[Interface dataset entries]
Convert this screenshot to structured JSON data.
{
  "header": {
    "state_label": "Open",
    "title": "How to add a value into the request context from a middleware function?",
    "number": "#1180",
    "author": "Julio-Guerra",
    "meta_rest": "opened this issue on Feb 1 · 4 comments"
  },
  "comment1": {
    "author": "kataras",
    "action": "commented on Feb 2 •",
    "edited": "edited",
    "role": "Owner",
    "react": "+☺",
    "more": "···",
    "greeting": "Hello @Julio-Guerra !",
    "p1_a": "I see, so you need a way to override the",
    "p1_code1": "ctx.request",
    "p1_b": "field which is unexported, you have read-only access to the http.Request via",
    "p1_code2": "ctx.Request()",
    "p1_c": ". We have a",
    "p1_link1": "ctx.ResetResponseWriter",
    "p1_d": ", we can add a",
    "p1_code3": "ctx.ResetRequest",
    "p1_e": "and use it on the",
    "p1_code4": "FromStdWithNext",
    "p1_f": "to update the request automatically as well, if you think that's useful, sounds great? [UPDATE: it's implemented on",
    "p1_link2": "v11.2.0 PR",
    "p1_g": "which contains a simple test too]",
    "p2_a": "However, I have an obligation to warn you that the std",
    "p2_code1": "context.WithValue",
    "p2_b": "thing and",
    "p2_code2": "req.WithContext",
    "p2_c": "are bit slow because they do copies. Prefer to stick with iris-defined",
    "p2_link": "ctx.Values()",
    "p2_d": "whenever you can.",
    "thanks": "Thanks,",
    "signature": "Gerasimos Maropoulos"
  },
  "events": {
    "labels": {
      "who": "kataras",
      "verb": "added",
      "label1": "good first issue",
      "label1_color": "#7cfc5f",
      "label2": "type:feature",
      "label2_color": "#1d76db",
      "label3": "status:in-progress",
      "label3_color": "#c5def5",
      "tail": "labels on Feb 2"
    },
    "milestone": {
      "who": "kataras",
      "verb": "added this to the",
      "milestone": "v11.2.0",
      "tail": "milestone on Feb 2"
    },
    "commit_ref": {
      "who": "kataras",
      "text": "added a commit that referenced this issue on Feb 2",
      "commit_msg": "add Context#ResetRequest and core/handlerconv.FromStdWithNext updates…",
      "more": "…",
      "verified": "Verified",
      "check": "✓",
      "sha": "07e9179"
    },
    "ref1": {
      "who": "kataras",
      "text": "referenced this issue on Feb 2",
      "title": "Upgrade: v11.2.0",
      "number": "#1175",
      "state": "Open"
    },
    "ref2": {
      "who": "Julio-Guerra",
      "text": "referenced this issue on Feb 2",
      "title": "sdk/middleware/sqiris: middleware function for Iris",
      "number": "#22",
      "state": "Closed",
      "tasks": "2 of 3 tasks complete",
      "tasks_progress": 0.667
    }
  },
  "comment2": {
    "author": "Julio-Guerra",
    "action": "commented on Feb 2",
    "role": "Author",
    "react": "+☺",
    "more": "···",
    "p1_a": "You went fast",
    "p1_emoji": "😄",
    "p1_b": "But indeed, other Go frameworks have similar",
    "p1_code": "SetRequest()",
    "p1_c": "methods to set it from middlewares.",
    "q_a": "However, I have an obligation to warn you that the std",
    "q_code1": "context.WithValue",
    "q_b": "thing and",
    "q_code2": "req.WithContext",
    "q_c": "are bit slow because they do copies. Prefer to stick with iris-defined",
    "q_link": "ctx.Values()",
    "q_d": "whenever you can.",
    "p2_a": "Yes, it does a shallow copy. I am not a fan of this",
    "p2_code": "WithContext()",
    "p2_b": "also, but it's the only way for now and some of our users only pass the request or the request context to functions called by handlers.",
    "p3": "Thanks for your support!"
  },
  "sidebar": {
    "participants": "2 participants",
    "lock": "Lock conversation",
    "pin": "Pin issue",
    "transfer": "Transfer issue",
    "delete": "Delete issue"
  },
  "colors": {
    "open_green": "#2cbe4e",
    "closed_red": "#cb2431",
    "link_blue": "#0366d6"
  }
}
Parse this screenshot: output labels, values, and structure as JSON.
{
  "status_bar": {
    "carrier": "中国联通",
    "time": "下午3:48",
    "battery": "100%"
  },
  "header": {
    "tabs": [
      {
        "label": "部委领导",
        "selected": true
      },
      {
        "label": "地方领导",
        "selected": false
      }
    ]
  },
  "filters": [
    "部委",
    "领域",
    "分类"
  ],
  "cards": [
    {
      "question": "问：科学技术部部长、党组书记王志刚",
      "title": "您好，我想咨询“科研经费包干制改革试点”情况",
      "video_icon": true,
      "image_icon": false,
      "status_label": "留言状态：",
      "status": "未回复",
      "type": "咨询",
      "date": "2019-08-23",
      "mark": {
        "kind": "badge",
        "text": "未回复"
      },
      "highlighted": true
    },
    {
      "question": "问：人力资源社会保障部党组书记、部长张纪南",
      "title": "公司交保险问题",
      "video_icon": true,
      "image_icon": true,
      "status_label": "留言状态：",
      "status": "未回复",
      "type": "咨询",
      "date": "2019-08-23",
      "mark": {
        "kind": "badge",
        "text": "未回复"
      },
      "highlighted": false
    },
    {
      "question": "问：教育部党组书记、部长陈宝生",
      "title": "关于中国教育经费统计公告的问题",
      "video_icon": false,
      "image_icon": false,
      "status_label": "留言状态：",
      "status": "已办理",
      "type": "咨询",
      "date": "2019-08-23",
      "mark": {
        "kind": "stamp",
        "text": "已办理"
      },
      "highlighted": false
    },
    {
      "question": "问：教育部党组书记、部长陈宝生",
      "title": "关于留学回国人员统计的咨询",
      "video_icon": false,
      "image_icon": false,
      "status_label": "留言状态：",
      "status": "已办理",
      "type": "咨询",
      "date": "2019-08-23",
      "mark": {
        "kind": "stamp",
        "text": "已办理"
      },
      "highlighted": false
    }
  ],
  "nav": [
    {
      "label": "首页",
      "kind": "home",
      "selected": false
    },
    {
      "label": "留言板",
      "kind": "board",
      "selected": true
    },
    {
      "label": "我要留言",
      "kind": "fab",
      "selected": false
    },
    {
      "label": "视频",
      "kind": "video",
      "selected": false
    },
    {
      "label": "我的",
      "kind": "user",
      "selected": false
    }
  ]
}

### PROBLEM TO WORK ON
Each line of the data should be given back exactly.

### RESPONSE FOR THIS EXERCISE
Convert this screenshot to structured JSON data.
{
  "header": {
    "state_label": "Open",
    "title": "How to add a value into the request context from a middleware function?",
    "number": "#1180",
    "author": "Julio-Guerra",
    "meta_rest": "opened this issue on Feb 1 · 4 comments"
  },
  "comment1": {
    "author": "kataras",
    "action": "commented on Feb 2 •",
    "edited": "edited",
    "role": "Owner",
    "react": "+☺",
    "more": "···",
    "greeting": "Hello @Julio-Guerra !",
    "p1_a": "I see, so you need a way to override the",
    "p1_code1": "ctx.request",
    "p1_b": "field which is unexported, you have read-only access to the http.Request via",
    "p1_code2": "ctx.Request()",
    "p1_c": ". We have a",
    "p1_link1": "ctx.ResetResponseWriter",
    "p1_d": ", we can add a",
    "p1_code3": "ctx.ResetRequest",
    "p1_e": "and use it on the",
    "p1_code4": "FromStdWithNext",
    "p1_f": "to update the request automatically as well, if you think that's useful, sounds great? [UPDATE: it's implemented on",
    "p1_link2": "v11.2.0 PR",
    "p1_g": "which contains a simple test too]",
    "p2_a": "However, I have an obligation to warn you that the std",
    "p2_code1": "context.WithValue",
    "p2_b": "thing and",
    "p2_code2": "req.WithContext",
    "p2_c": "are bit slow because they do copies. Prefer to stick with iris-defined",
    "p2_link": "ctx.Values()",
    "p2_d": "whenever you can.",
    "thanks": "Thanks,",
    "signature": "Gerasimos Maropoulos"
  },
  "events": {
    "labels": {
      "who": "kataras",
      "verb": "added",
      "label1": "good first issue",
      "label1_color": "#7cfc5f",
      "label2": "type:feature",
      "label2_color": "#1d76db",
      "label3": "status:in-progress",
      "label3_color": "#c5def5",
      "tail": "labels on Feb 2"
    },
    "milestone": {
      "who": "kataras",
      "verb": "added this to the",
      "milestone": "v11.2.0",
      "tail": "milestone on Feb 2"
    },
    "commit_ref": {
      "who": "kataras",
      "text": "added a commit that referenced this issue on Feb 2",
      "commit_msg": "add Context#ResetRequest and core/handlerconv.FromStdWithNext updates…",
      "more": "…",
      "verified": "Verified",
      "check": "✓",
      "sha": "07e9179"
    },
    "ref1": {
      "who": "kataras",
      "text": "referenced this issue on Feb 2",
      "title": "Upgrade: v11.2.0",
      "number": "#1175",
      "state": "Open"
    },
    "ref2": {
      "who": "Julio-Guerra",
      "text": "referenced this issue on Feb 2",
      "title": "sdk/middleware/sqiris: middleware function for Iris",
      "number": "#22",
      "state": "Closed",
      "tasks": "2 of 3 tasks complete",
      "tasks_progress": 0.667
    }
  },
  "comment2": {
    "author": "Julio-Guerra",
    "action": "commented on Feb 2",
    "role": "Author",
    "react": "+☺",
    "more": "···",
    "p1_a": "You went fast",
    "p1_emoji": "😄",
    "p1_b": "But indeed, other Go frameworks have similar",
    "p1_code": "SetRequest()",
    "p1_c": "methods to set it from middlewares.",
    "q_a": "However, I have an obligation to warn you that the std",
    "q_code1": "context.WithValue",
    "q_b": "thing and",
    "q_code2": "req.WithContext",
    "q_c": "are bit slow because they do copies. Prefer to stick with iris-defined",
    "q_link": "ctx.Values()",
    "q_d": "whenever you can.",
    "p2_a": "Yes, it does a shallow copy. I am not a fan of this",
    "p2_code": "WithContext()",
    "p2_b": "also, but it's the only way for now and some of our users only pass the request or the request context to functions called by handlers.",
    "p3": "Thanks for your support!"
  },
  "sidebar": {
    "participants": "2 participants",
    "lock": "Lock conversation",
    "pin": "Pin issue",
    "transfer": "Transfer issue",
    "delete": "Delete issue"
  },
  "colors": {
    "open_green": "#2cbe4e",
    "closed_red": "#cb2431",
    "link_blue": "#0366d6"
  }
}
Parse this screenshot: output labels, values, and structure as JSON.
{
  "status_bar": {
    "carrier": "中国联通",
    "time": "下午3:48",
    "battery": "100%"
  },
  "header": {
    "tabs": [
      {
        "label": "部委领导",
        "selected": true
      },
      {
        "label": "地方领导",
        "selected": false
      }
    ]
  },
  "filters": [
    "部委",
    "领域",
    "分类"
  ],
  "cards": [
    {
      "question": "问：科学技术部部长、党组书记王志刚",
      "title": "您好，我想咨询“科研经费包干制改革试点”情况",
      "video_icon": true,
      "image_icon": false,
      "status_label": "留言状态：",
      "status": "未回复",
      "type": "咨询",
      "date": "2019-08-23",
      "mark": {
        "kind": "badge",
        "text": "未回复"
      },
      "highlighted": true
    },
    {
      "question": "问：人力资源社会保障部党组书记、部长张纪南",
      "title": "公司交保险问题",
      "video_icon": true,
      "image_icon": true,
      "status_label": "留言状态：",
      "status": "未回复",
      "type": "咨询",
      "date": "2019-08-23",
      "mark": {
        "kind": "badge",
        "text": "未回复"
      },
      "highlighted": false
    },
    {
      "question": "问：教育部党组书记、部长陈宝生",
      "title": "关于中国教育经费统计公告的问题",
      "video_icon": false,
      "image_icon": false,
      "status_label": "留言状态：",
      "status": "已办理",
      "type": "咨询",
      "date": "2019-08-23",
      "mark": {
        "kind": "stamp",
        "text": "已办理"
      },
      "highlighted": false
    },
    {
      "question": "问：教育部党组书记、部长陈宝生",
      "title": "关于留学回国人员统计的咨询",
      "video_icon": false,
      "image_icon": false,
      "status_label": "留言状态：",
      "status": "已办理",
      "type": "咨询",
      "date": "2019-08-23",
      "mark": {
        "kind": "stamp",
        "text": "已办理"
      },
      "highlighted": false
    }
  ],
  "nav": [
    {
      "label": "首页",
      "kind": "home",
      "selected": false
    },
    {
      "label": "留言板",
      "kind": "board",
      "selected": true
    },
    {
      "label": "我要留言",
      "kind": "fab",
      "selected": false
    },
    {
      "label": "视频",
      "kind": "video",
      "selected": false
    },
    {
      "label": "我的",
      "kind": "user",
      "selected": false
    }
  ]
}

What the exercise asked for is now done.